[Data about app and page elements]
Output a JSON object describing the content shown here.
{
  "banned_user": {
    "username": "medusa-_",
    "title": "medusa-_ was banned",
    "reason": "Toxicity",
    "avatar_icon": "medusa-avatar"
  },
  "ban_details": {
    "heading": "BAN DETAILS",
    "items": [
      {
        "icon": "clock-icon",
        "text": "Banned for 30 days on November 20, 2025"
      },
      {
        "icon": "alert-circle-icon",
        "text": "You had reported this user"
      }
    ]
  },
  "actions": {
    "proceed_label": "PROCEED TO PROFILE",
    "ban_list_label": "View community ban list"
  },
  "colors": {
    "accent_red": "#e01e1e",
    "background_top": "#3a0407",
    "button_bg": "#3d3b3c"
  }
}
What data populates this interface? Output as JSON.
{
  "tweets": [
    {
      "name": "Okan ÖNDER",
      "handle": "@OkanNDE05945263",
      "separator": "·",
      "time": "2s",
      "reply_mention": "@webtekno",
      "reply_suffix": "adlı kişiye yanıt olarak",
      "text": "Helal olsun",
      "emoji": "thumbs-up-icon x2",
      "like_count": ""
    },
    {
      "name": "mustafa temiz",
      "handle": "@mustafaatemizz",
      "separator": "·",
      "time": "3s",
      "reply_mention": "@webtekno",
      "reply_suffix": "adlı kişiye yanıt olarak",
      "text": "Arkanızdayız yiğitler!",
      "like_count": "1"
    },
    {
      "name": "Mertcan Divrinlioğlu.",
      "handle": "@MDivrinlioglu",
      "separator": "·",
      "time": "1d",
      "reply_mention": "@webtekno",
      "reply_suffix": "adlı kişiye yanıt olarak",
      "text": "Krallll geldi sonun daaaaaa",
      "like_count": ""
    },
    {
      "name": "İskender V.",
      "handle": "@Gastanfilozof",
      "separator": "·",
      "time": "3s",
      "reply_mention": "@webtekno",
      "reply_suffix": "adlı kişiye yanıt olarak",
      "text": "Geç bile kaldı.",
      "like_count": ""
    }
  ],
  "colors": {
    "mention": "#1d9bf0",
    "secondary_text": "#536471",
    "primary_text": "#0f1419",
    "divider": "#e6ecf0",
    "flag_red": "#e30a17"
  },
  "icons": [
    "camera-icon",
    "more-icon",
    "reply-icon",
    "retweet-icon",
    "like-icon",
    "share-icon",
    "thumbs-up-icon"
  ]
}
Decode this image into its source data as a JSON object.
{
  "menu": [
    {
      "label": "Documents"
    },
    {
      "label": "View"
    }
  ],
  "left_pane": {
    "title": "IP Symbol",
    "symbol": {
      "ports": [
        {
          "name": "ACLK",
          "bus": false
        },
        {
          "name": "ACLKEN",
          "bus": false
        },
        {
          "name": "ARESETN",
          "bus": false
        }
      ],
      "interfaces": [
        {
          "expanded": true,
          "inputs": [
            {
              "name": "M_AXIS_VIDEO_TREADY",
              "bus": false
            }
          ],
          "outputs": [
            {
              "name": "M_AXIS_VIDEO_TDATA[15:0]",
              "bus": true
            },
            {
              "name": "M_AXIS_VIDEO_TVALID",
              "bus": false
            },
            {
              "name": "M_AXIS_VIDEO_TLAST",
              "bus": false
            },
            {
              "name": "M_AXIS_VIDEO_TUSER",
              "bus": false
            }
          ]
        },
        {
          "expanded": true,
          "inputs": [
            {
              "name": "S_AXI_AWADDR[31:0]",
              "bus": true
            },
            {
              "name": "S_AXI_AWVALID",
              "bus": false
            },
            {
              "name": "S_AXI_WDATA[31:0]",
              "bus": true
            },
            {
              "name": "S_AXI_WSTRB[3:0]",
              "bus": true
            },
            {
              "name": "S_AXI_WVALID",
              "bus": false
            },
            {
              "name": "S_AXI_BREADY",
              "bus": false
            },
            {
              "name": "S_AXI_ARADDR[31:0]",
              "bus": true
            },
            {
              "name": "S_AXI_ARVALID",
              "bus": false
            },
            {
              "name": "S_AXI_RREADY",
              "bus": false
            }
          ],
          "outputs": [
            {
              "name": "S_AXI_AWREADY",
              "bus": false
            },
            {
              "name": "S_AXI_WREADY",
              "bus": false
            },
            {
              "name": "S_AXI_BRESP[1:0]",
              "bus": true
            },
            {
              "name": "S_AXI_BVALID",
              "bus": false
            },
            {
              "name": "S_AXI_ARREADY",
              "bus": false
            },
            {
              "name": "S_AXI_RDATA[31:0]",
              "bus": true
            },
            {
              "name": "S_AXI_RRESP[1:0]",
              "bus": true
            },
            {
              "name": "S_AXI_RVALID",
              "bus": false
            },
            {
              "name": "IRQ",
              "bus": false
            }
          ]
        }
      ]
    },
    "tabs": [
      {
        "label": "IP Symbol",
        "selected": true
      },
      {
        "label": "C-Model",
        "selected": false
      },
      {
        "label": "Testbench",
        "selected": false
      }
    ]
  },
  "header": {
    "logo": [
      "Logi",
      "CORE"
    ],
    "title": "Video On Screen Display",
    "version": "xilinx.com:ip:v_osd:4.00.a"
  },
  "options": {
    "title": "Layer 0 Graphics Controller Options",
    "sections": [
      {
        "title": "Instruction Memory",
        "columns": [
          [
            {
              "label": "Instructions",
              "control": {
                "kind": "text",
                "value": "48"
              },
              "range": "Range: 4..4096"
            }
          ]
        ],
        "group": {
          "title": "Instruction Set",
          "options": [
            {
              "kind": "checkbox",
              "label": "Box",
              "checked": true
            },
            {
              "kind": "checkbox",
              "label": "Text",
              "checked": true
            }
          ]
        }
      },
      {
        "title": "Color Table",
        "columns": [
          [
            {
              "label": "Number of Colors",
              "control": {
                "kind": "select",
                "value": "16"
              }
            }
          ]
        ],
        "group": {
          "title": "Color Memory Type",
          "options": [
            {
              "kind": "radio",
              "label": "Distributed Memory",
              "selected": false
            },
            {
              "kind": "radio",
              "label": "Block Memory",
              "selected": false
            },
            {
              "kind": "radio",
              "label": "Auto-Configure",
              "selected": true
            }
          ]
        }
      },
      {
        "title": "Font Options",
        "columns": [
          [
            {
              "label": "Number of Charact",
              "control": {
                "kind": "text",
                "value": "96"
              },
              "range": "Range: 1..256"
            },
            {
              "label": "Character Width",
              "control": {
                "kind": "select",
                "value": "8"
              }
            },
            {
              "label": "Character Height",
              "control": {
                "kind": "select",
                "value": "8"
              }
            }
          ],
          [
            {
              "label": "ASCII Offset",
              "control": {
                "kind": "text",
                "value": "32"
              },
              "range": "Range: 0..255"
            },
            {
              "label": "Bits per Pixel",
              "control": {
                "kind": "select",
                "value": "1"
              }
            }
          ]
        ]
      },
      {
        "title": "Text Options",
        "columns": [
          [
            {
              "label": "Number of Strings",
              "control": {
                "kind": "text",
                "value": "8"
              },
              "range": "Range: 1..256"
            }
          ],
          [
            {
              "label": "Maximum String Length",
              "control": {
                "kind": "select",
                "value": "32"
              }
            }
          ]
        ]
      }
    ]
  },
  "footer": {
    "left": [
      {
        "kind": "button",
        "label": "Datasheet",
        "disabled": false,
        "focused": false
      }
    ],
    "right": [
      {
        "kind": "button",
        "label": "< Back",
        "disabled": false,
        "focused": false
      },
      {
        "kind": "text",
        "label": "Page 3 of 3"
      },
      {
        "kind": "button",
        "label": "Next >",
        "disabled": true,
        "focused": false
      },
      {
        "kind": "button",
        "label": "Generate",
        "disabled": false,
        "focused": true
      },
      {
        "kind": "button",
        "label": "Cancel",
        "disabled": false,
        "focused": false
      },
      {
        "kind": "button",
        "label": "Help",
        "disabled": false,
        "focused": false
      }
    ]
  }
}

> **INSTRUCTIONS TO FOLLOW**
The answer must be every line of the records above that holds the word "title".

> **OUTPUT FOR THIS TASK**
    "title": "medusa-_ was banned",
    "title": "IP Symbol",
    "title": "Video On Screen Display",
    "title": "Layer 0 Graphics Controller Options",
        "title": "Instruction Memory",
          "title": "Instruction Set",
        "title": "Color Table",
          "title": "Color Memory Type",
        "title": "Font Options",
        "title": "Text Options",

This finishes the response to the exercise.